I’ve been loving my new job, but so exhausted lately that I’ve been falling behind on my blog posts. But I hate being flaky.  I don’t want to slack off, so it’s important to me that I keep this up regularly.  Not being a flake is part of my personal “code of conduct”, but also is being honest, so I am going to say right here that I am pulling this code of ethics from my capoeira group.

Not that I would lie about where I got it. I pretty much can’t lie about anything.  When I was five, I once stole a roll of lifesavers from Gemco (look that one up kiddies–it was basically what Target is now), and I freaked out so much that after I did it I was convinced I was going to hell. To avoid eternal damnation, I confessed to the priest at our church, but in the end I only had to say about five “Hail Marys” and three “Our Fathers” and all was forgiven.

Well, somewhere along the line I learned to have some morals. And respect is a huge part of it.  It’s probably why my capoeira group appealed to me so much (insert “oh jeez, she’s talking about that again”, but it’s true!).  They’ve got a code of ethics, which makes me respect the group all the more. I find myself turning back to this often and finding that it fits very well into my life, so I will just post it here:

Respect: Maintain respect for ourselves, each other, our ever-evolving capoeira community, the training space we share, and the art that we practice together.

Freedom: Create a safe space to express ourselves as the unique individuals we are.

Equality: Acknowledge everyone’s contribution as valuable. Never underestimate anyone – especially yourself.

Integrity: Be fair, impartial, and true to our word. Don’t cheat ourselves or others. Admit when we are wrong and strive to make it right.

Leadership: Serve as positive role models, both inside the studio while training and outside of the studio as community representatives of ABADÁ. Offer help when we can give it and ask for help when we need it. Hold ourselves and each other accountable for our actions.

Community: Share experiences – both hard and easy, fun and frustrating, painful and pleasurable. Foster a sense of belonging, camaraderie, and wonder. Extend our skills, knowledge, friendship and time. Act for the betterment of the whole.

Education: Seek to understand and honor the rich traditions of capoeira. Choose to expand our knowledge and to take advantage of opportunities presented to us.

Strength: Commit to challenges. Push physical, mental, emotional, and spiritual limitations, building stronger bodies, minds, and souls. Approach fear and challenges as opportunities for growth, remembering that failure is a benchmark for future success, and achieved goals are marks of success to celebrate and benchmarks to exceed.

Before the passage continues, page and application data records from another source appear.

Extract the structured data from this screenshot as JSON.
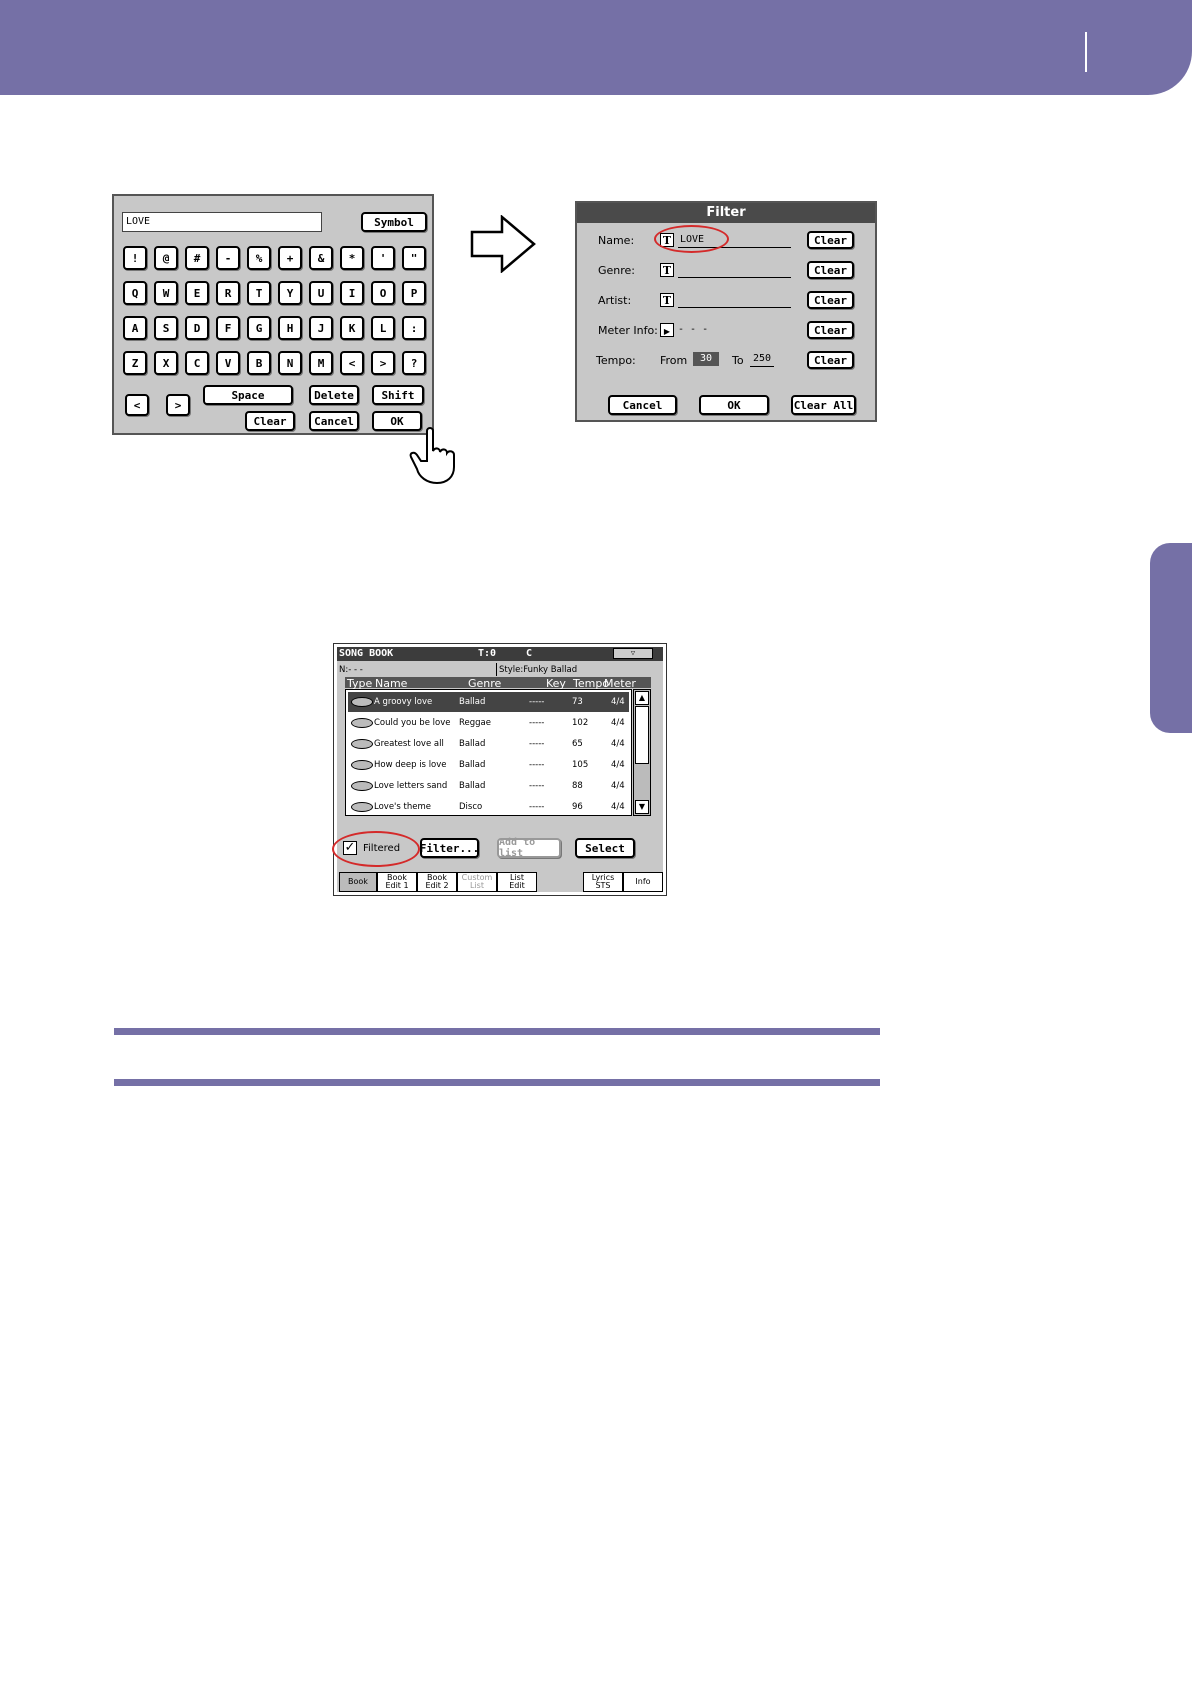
{
  "keyboard": {
    "input_value": "LOVE",
    "symbol_label": "Symbol",
    "rows": [
      [
        "!",
        "@",
        "#",
        "-",
        "%",
        "+",
        "&",
        "*",
        "'",
        "\""
      ],
      [
        "Q",
        "W",
        "E",
        "R",
        "T",
        "Y",
        "U",
        "I",
        "O",
        "P"
      ],
      [
        "A",
        "S",
        "D",
        "F",
        "G",
        "H",
        "J",
        "K",
        "L",
        ":"
      ],
      [
        "Z",
        "X",
        "C",
        "V",
        "B",
        "N",
        "M",
        "<",
        ">",
        "?"
      ]
    ],
    "left_arrow": "<",
    "right_arrow": ">",
    "space_label": "Space",
    "delete_label": "Delete",
    "shift_label": "Shift",
    "clear_label": "Clear",
    "cancel_label": "Cancel",
    "ok_label": "OK"
  },
  "filter": {
    "title": "Filter",
    "name_label": "Name:",
    "name_value": "LOVE",
    "genre_label": "Genre:",
    "artist_label": "Artist:",
    "meter_label": "Meter Info:",
    "meter_value": "- - -",
    "tempo_label": "Tempo:",
    "from_label": "From",
    "from_value": "30",
    "to_label": "To",
    "to_value": "250",
    "clear_label": "Clear",
    "cancel_label": "Cancel",
    "ok_label": "OK",
    "clear_all_label": "Clear All"
  },
  "songbook": {
    "title": "SONG BOOK",
    "transpose": "T:0",
    "key": "C",
    "info_left": "N:- - -",
    "info_right": "Style:Funky Ballad",
    "columns": [
      "Type",
      "Name",
      "Genre",
      "Key",
      "Tempo",
      "Meter"
    ],
    "rows": [
      {
        "name": "A groovy love",
        "genre": "Ballad",
        "key": "-----",
        "tempo": "73",
        "meter": "4/4"
      },
      {
        "name": "Could you be love",
        "genre": "Reggae",
        "key": "-----",
        "tempo": "102",
        "meter": "4/4"
      },
      {
        "name": "Greatest love all",
        "genre": "Ballad",
        "key": "-----",
        "tempo": "65",
        "meter": "4/4"
      },
      {
        "name": "How deep is love",
        "genre": "Ballad",
        "key": "-----",
        "tempo": "105",
        "meter": "4/4"
      },
      {
        "name": "Love letters sand",
        "genre": "Ballad",
        "key": "-----",
        "tempo": "88",
        "meter": "4/4"
      },
      {
        "name": "Love's theme",
        "genre": "Disco",
        "key": "-----",
        "tempo": "96",
        "meter": "4/4"
      }
    ],
    "filtered_label": "Filtered",
    "filter_button": "Filter...",
    "add_to_list": "Add to list",
    "select_label": "Select",
    "tabs": [
      {
        "l1": "Book",
        "l2": ""
      },
      {
        "l1": "Book",
        "l2": "Edit 1"
      },
      {
        "l1": "Book",
        "l2": "Edit 2"
      },
      {
        "l1": "Custom",
        "l2": "List"
      },
      {
        "l1": "List",
        "l2": "Edit"
      },
      {
        "l1": "Lyrics",
        "l2": "STS"
      },
      {
        "l1": "Info",
        "l2": ""
      }
    ]
  },
  "colors": {
    "accent": "#7570a6",
    "highlight_ring": "#d42a2a"
  }
}
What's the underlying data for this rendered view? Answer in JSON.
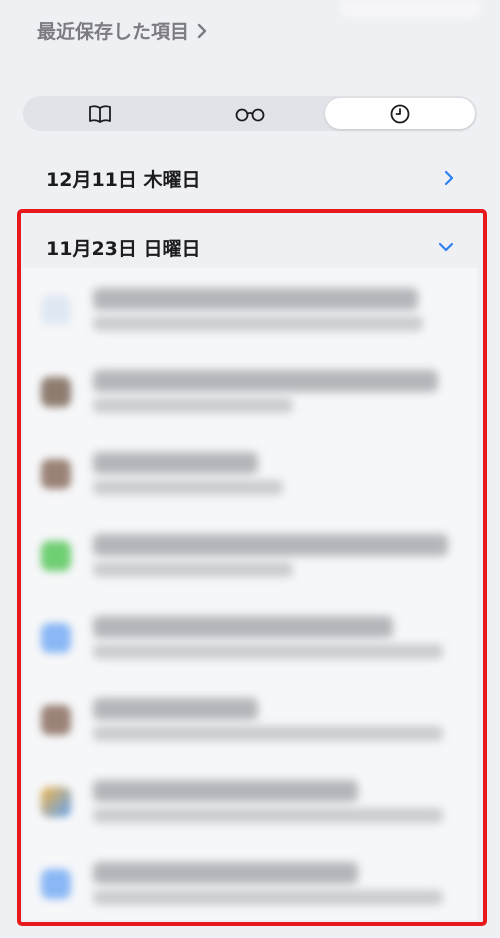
{
  "header": {
    "recent_saved_label": "最近保存した項目"
  },
  "segmented_control": {
    "segments": [
      {
        "name": "bookmarks",
        "icon": "book-icon",
        "selected": false
      },
      {
        "name": "reading-list",
        "icon": "glasses-icon",
        "selected": false
      },
      {
        "name": "history",
        "icon": "clock-icon",
        "selected": true
      }
    ]
  },
  "history": {
    "sections": [
      {
        "date_label": "12月11日 木曜日",
        "expanded": false
      },
      {
        "date_label": "11月23日 日曜日",
        "expanded": true
      }
    ]
  },
  "colors": {
    "accent": "#2f7ff2",
    "highlight": "#e8191d",
    "background": "#eef0f4"
  }
}
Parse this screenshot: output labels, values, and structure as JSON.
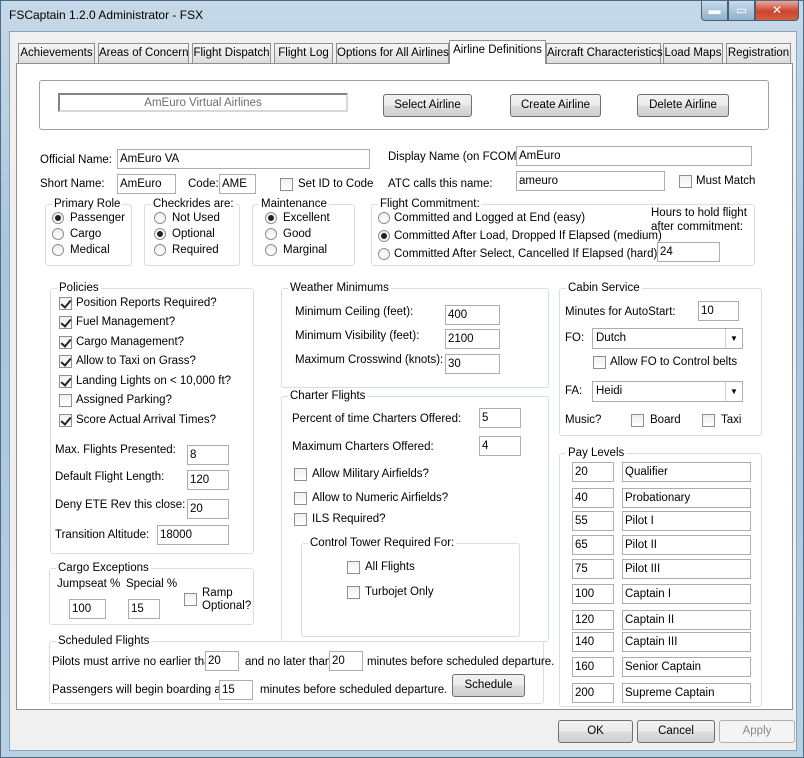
{
  "window": {
    "title": "FSCaptain 1.2.0 Administrator - FSX",
    "min_glyph": "▬",
    "max_glyph": "▭",
    "close_glyph": "✕"
  },
  "tabs": [
    "Achievements",
    "Areas of Concern",
    "Flight Dispatch",
    "Flight Log",
    "Options for All Airlines",
    "Airline Definitions",
    "Aircraft Characteristics",
    "Load Maps",
    "Registration"
  ],
  "airline_select": {
    "current": "AmEuro Virtual Airlines",
    "select_label": "Select Airline",
    "create_label": "Create Airline",
    "delete_label": "Delete Airline"
  },
  "identity": {
    "official_name_label": "Official Name:",
    "official_name": "AmEuro VA",
    "display_name_label": "Display Name (on FCOM):",
    "display_name": "AmEuro",
    "short_name_label": "Short Name:",
    "short_name": "AmEuro",
    "code_label": "Code:",
    "code": "AME",
    "set_id_label": "Set ID to Code",
    "atc_label": "ATC calls this name:",
    "atc_name": "ameuro",
    "must_match_label": "Must Match"
  },
  "primary_role": {
    "title": "Primary Role",
    "options": [
      "Passenger",
      "Cargo",
      "Medical"
    ]
  },
  "checkrides": {
    "title": "Checkrides are:",
    "options": [
      "Not Used",
      "Optional",
      "Required"
    ]
  },
  "maintenance": {
    "title": "Maintenance",
    "options": [
      "Excellent",
      "Good",
      "Marginal"
    ]
  },
  "flight_commitment": {
    "title": "Flight Commitment:",
    "options": [
      "Committed and Logged at End (easy)",
      "Committed After Load, Dropped If Elapsed (medium)",
      "Committed After Select, Cancelled If Elapsed (hard)"
    ],
    "hours_label_1": "Hours to hold flight",
    "hours_label_2": "after commitment:",
    "hours": "24"
  },
  "policies": {
    "title": "Policies",
    "items": [
      "Position Reports Required?",
      "Fuel Management?",
      "Cargo Management?",
      "Allow to Taxi on Grass?",
      "Landing Lights on < 10,000 ft?",
      "Assigned Parking?",
      "Score Actual Arrival Times?"
    ],
    "max_flights_label": "Max. Flights Presented:",
    "max_flights": "8",
    "default_length_label": "Default Flight Length:",
    "default_length": "120",
    "deny_ete_label": "Deny ETE Rev this close:",
    "deny_ete": "20",
    "transition_label": "Transition Altitude:",
    "transition": "18000"
  },
  "weather": {
    "title": "Weather Minimums",
    "ceiling_label": "Minimum Ceiling (feet):",
    "ceiling": "400",
    "visibility_label": "Minimum Visibility (feet):",
    "visibility": "2100",
    "crosswind_label": "Maximum Crosswind (knots):",
    "crosswind": "30"
  },
  "charter": {
    "title": "Charter Flights",
    "percent_label": "Percent of time Charters Offered:",
    "percent": "5",
    "max_label": "Maximum Charters Offered:",
    "max": "4",
    "military_label": "Allow Military Airfields?",
    "numeric_label": "Allow to Numeric Airfields?",
    "ils_label": "ILS Required?",
    "tower_title": "Control Tower Required For:",
    "all_flights_label": "All Flights",
    "turbojet_label": "Turbojet Only"
  },
  "cabin": {
    "title": "Cabin Service",
    "autostart_label": "Minutes for AutoStart:",
    "autostart": "10",
    "fo_label": "FO:",
    "fo": "Dutch",
    "fo_belts_label": "Allow FO to Control belts",
    "fa_label": "FA:",
    "fa": "Heidi",
    "music_label": "Music?",
    "board_label": "Board",
    "taxi_label": "Taxi"
  },
  "pay_levels": {
    "title": "Pay Levels",
    "levels": [
      {
        "value": "20",
        "name": "Qualifier"
      },
      {
        "value": "40",
        "name": "Probationary"
      },
      {
        "value": "55",
        "name": "Pilot I"
      },
      {
        "value": "65",
        "name": "Pilot II"
      },
      {
        "value": "75",
        "name": "Pilot III"
      },
      {
        "value": "100",
        "name": "Captain I"
      },
      {
        "value": "120",
        "name": "Captain II"
      },
      {
        "value": "140",
        "name": "Captain III"
      },
      {
        "value": "160",
        "name": "Senior Captain"
      },
      {
        "value": "200",
        "name": "Supreme Captain"
      }
    ]
  },
  "cargo_exceptions": {
    "title": "Cargo Exceptions",
    "jumpseat_label": "Jumpseat %",
    "jumpseat": "100",
    "special_label": "Special %",
    "special": "15",
    "ramp_label_1": "Ramp",
    "ramp_label_2": "Optional?"
  },
  "scheduled": {
    "title": "Scheduled Flights",
    "arrive_label": "Pilots must arrive no earlier than",
    "arrive_earliest": "20",
    "and_label": "and no later than",
    "arrive_latest": "20",
    "before_label": "minutes before scheduled departure.",
    "boarding_label": "Passengers will begin boarding at",
    "boarding": "15",
    "boarding_after": "minutes before scheduled departure.",
    "schedule_button": "Schedule"
  },
  "footer": {
    "ok": "OK",
    "cancel": "Cancel",
    "apply": "Apply"
  }
}
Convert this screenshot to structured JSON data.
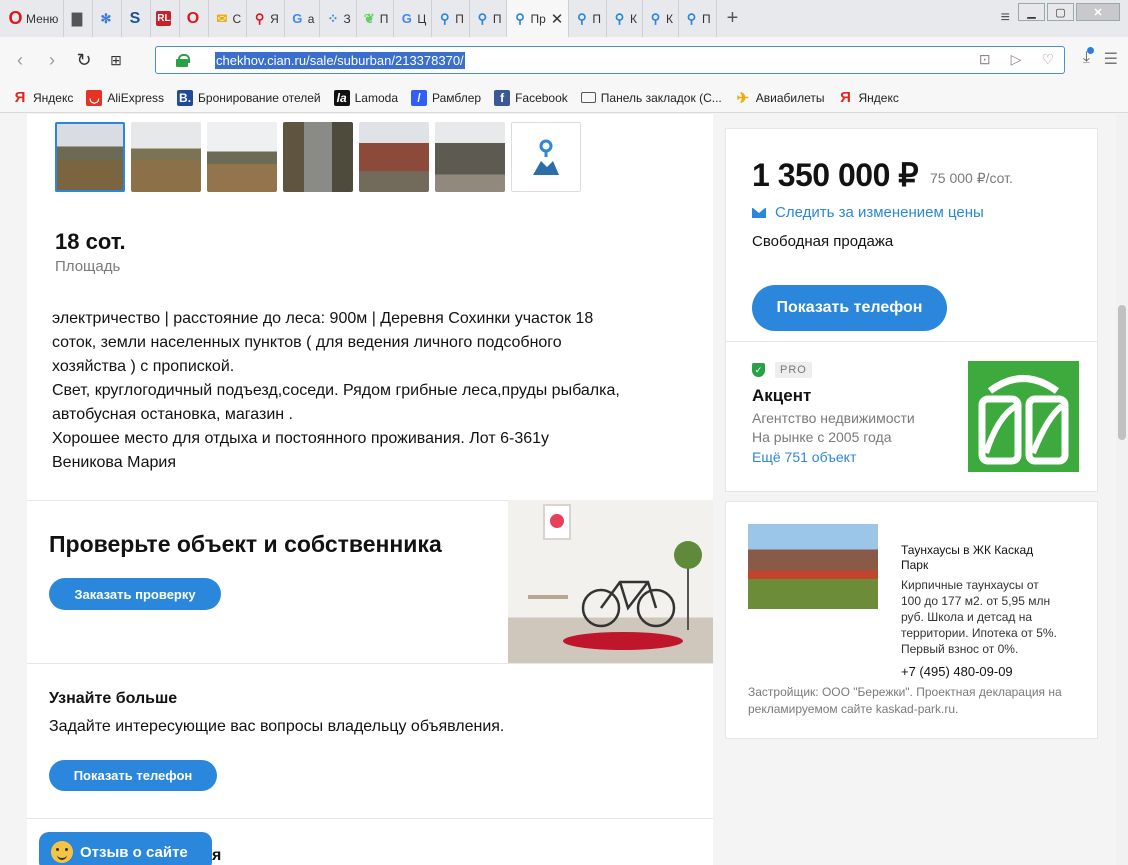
{
  "browser": {
    "menu_label": "Меню",
    "tabs": [
      {
        "icon": "document-icon",
        "label": ""
      },
      {
        "icon": "snowflake-icon",
        "label": ""
      },
      {
        "icon": "s-letter-icon",
        "label": ""
      },
      {
        "icon": "red-square-icon",
        "label": ""
      },
      {
        "icon": "opera-icon",
        "label": ""
      },
      {
        "icon": "mail-icon",
        "label": "С"
      },
      {
        "icon": "pin-icon",
        "label": "Я"
      },
      {
        "icon": "google-icon",
        "label": "а"
      },
      {
        "icon": "dots-icon",
        "label": "З"
      },
      {
        "icon": "leaf-icon",
        "label": "П"
      },
      {
        "icon": "google-icon",
        "label": "Ц"
      },
      {
        "icon": "pin-icon",
        "label": "П"
      },
      {
        "icon": "pin-icon",
        "label": "П"
      },
      {
        "icon": "pin-icon",
        "label": "Пр",
        "active": true
      },
      {
        "icon": "pin-icon",
        "label": "П"
      },
      {
        "icon": "pin-icon",
        "label": "К"
      },
      {
        "icon": "pin-icon",
        "label": "К"
      },
      {
        "icon": "pin-icon",
        "label": "П"
      }
    ],
    "url": "chekhov.cian.ru/sale/suburban/213378370/",
    "bookmarks": [
      {
        "icon": "yandex-icon",
        "label": "Яндекс",
        "color": "#e52620"
      },
      {
        "icon": "aliexpress-icon",
        "label": "AliExpress",
        "color": "#e43225"
      },
      {
        "icon": "booking-icon",
        "label": "Бронирование отелей",
        "color": "#1f4b99"
      },
      {
        "icon": "lamoda-icon",
        "label": "Lamoda",
        "color": "#111111"
      },
      {
        "icon": "rambler-icon",
        "label": "Рамблер",
        "color": "#315efb"
      },
      {
        "icon": "facebook-icon",
        "label": "Facebook",
        "color": "#3b5998"
      },
      {
        "icon": "folder-icon",
        "label": "Панель закладок (С...",
        "color": "#555555"
      },
      {
        "icon": "plane-icon",
        "label": "Авиабилеты",
        "color": "#f2a900"
      },
      {
        "icon": "yandex-icon",
        "label": "Яндекс",
        "color": "#e52620"
      }
    ]
  },
  "listing": {
    "area_value": "18 сот.",
    "area_label": "Площадь",
    "description": "электричество | расстояние до леса: 900м | Деревня Сохинки участок 18\nсоток, земли населенных пунктов ( для ведения личного подсобного\nхозяйства ) с пропиской.\nСвет, круглогодичный подъезд,соседи. Рядом грибные леса,пруды рыбалка,\nавтобусная остановка, магазин .\nХорошее место для отдыха и постоянного проживания. Лот 6-361у\nВеникова Мария",
    "check_title": "Проверьте объект и собственника",
    "check_button": "Заказать проверку",
    "learn_title": "Узнайте больше",
    "learn_text": "Задайте интересующие вас вопросы владельцу объявления.",
    "learn_button": "Показать телефон",
    "cut_text": "я",
    "feedback": "Отзыв о сайте"
  },
  "price_card": {
    "price": "1 350 000 ₽",
    "per_unit": "75 000 ₽/сот.",
    "watch": "Следить за изменением цены",
    "sale_type": "Свободная продажа",
    "phone_button": "Показать телефон"
  },
  "agency": {
    "badge": "PRO",
    "name": "Акцент",
    "type": "Агентство недвижимости",
    "since": "На рынке с 2005 года",
    "more": "Ещё 751 объект"
  },
  "ad": {
    "title": "Таунхаусы в ЖК Каскад Парк",
    "text": "Кирпичные таунхаусы от 100 до 177 м2. от 5,95 млн руб. Школа и детсад на территории. Ипотека от 5%. Первый взнос от 0%.",
    "phone": "+7 (495) 480-09-09",
    "developer": "Застройщик: ООО \"Бережки\". Проектная декларация на рекламируемом сайте kaskad-park.ru."
  },
  "colors": {
    "accent": "#2b87db",
    "agency_logo": "#3caa3c"
  }
}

I look at these often as they apply to my life inside and outside of capoeira, and they don’t fail me in either space.  Even when I may “fail” in the sense of not meeting a goal, I never feel like I fail if I give it my best and do it according to my beliefs.